novel

Books

A Spool of Blue Thread, by Anne Tyler

Spring books

Anne Tyler's 20th novel is, like her previous 19, about a mildly dysfunctional Baltimore family of loyal yet infuriating people who love one another, but not always helpfully.

Books

God Help the Child, by Toni Morrison

Spring books

In her 11th novel Toni Morrison returns to the foundation of most of her fiction: childhood and its traumatic effects.

Books

Accidents of Providence, by Stacia M. Brown

Paul Elie has lamented the absence of serious engagement with Christianity in contemporary fiction. He should read Stacia Brown.

Books

The preacher’s wife

In a crucial scene of Marilynne Robinson’s new novel, Lila spends the morning thinking, has lunch, then thinks some more. Why isn’t this boring?

Books

All My Puny Sorrows, by Miriam Toews

Fall books

This is a book about deep, protracted, unrelenting sadness, and it knows it.

Books

The Childhood of Jesus, by J. M. Coetzee

J. M. Coetzee reportedly wanted readers to discover the title of The Childhood of Jesus after reading it. I thought of this often as I read it.

Books

Dust, by Yvonne Adhiambo Owuor

Owuor's novel wrestles with Kenya's bitter remnants of colonialism. Yet it suggests that the future can be shaped by people who are willing to incorporate the past with honesty and integrity.

Books

Paul: A Novel, by Walter Wangerin Jr.

The uneasy genre of biblical fiction often includes what Flannery O’Connor called the “shoddy religious novel,” filled with shallow characters and plot structures as clichéd and melodramatic as 1950s biblical films.

Books

Why Read Moby-Dick? by Nathaniel Philbrick

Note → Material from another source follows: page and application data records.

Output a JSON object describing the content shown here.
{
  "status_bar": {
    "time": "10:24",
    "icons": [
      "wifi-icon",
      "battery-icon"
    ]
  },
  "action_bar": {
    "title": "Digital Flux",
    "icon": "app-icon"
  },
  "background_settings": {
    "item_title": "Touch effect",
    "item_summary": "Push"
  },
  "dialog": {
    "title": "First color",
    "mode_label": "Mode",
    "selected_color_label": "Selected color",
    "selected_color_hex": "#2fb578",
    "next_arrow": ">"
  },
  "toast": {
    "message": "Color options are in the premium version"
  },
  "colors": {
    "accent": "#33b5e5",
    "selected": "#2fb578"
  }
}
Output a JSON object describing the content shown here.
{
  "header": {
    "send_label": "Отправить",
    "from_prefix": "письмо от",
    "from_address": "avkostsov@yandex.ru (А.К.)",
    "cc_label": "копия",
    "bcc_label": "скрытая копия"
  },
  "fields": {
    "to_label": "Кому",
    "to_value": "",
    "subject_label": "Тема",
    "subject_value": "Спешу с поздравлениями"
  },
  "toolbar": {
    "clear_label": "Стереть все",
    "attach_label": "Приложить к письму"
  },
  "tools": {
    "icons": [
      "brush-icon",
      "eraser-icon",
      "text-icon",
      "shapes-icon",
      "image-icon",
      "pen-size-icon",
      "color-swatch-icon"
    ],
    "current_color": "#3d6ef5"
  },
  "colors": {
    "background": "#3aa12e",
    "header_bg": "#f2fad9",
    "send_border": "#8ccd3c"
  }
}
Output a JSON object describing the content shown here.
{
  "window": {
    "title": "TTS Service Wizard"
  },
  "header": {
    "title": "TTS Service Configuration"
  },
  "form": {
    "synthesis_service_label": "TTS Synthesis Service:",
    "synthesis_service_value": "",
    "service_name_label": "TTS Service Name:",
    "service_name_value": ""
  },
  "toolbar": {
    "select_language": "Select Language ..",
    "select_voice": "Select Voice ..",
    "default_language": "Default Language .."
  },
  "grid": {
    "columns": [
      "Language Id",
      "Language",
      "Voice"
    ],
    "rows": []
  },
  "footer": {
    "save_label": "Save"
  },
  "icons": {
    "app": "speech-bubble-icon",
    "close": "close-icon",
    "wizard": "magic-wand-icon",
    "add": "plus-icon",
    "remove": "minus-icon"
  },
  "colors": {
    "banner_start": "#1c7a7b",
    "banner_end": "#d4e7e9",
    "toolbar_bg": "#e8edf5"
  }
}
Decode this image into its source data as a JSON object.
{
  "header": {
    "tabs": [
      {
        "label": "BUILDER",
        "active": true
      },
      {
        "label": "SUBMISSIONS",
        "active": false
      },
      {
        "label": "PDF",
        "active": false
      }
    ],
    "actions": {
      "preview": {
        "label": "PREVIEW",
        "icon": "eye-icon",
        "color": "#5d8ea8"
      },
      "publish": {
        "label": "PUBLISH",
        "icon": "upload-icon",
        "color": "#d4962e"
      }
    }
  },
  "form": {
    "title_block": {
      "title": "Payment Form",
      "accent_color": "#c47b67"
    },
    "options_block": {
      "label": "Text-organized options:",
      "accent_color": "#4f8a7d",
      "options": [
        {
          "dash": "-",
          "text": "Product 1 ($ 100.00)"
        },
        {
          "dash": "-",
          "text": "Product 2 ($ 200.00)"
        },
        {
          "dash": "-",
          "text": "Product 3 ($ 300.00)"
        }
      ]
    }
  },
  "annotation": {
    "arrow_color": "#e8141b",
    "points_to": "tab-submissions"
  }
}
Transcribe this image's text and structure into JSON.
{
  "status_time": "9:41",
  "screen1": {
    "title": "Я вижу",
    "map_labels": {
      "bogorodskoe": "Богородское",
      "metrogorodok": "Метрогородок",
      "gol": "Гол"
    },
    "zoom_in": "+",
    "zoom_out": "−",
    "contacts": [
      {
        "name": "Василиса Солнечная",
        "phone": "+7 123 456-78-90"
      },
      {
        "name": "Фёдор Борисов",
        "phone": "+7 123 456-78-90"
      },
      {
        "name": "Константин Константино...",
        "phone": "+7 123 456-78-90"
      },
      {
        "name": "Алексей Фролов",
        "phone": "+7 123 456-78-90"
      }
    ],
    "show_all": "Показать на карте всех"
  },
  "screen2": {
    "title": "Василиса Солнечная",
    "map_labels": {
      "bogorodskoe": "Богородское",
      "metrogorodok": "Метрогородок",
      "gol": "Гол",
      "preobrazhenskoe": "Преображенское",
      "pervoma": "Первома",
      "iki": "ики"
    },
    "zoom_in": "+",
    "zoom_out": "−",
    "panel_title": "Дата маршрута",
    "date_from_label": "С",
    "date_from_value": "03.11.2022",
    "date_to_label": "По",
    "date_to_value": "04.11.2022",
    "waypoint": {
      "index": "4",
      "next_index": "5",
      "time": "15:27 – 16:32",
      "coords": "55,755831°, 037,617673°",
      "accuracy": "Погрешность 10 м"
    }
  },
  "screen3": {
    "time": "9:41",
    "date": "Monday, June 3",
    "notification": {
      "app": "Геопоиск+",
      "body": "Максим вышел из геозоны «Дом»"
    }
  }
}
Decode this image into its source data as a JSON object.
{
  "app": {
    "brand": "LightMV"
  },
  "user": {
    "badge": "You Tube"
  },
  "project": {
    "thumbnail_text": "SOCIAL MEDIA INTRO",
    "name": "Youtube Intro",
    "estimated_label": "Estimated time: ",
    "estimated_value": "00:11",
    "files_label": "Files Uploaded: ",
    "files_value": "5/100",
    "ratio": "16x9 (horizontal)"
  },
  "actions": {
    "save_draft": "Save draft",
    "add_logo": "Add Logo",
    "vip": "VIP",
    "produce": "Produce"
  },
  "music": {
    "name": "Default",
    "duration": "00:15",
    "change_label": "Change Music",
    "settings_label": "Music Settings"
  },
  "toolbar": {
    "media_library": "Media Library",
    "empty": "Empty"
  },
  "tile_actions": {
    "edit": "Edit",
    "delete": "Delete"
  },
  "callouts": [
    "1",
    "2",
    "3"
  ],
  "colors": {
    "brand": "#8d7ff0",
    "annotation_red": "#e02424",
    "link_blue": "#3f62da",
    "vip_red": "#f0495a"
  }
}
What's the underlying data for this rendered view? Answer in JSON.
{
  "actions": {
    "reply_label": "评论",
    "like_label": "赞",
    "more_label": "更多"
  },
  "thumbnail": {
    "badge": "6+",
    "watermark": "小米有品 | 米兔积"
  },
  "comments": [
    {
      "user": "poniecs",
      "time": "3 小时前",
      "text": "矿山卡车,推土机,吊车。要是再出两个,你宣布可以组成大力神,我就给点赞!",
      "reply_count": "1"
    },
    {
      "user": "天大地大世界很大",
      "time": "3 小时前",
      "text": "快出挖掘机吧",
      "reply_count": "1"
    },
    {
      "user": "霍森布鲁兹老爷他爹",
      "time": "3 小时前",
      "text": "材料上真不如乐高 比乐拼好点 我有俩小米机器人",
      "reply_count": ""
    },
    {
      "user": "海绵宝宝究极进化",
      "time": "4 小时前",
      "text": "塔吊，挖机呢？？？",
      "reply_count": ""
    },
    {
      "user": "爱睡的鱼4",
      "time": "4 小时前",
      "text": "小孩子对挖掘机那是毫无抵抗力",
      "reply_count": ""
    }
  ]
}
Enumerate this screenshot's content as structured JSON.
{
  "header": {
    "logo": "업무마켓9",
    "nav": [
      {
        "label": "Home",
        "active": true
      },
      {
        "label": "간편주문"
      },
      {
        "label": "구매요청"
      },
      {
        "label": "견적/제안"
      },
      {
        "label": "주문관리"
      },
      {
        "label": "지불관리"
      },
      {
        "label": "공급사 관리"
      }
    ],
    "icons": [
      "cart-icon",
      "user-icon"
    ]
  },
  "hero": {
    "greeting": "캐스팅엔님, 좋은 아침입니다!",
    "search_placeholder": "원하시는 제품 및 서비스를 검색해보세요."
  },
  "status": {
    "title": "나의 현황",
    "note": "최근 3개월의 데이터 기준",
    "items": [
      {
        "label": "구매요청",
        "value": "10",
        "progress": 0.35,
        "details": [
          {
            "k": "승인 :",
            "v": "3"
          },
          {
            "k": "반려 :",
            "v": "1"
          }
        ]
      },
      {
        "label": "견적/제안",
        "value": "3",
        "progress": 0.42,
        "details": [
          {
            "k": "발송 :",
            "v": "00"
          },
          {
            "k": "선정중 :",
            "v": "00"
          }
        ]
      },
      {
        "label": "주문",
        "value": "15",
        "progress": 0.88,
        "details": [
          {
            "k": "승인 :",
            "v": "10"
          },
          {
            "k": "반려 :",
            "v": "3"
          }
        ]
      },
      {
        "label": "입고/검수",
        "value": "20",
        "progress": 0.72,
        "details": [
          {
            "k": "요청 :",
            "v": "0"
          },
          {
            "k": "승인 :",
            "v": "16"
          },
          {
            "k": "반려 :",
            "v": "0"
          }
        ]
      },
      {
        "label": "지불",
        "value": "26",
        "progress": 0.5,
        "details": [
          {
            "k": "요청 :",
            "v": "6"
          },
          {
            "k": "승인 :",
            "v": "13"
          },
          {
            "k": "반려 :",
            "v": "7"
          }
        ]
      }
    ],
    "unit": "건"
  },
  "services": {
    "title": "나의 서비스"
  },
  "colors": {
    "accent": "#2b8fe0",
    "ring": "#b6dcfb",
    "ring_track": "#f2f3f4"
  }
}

The title of Nathaniel Philbrick’s slim new meditation foregrounds the questions at the heart of every assignment made by every English teacher: Why read this book? Or that book? For that matter, why do we assign reading in the first place?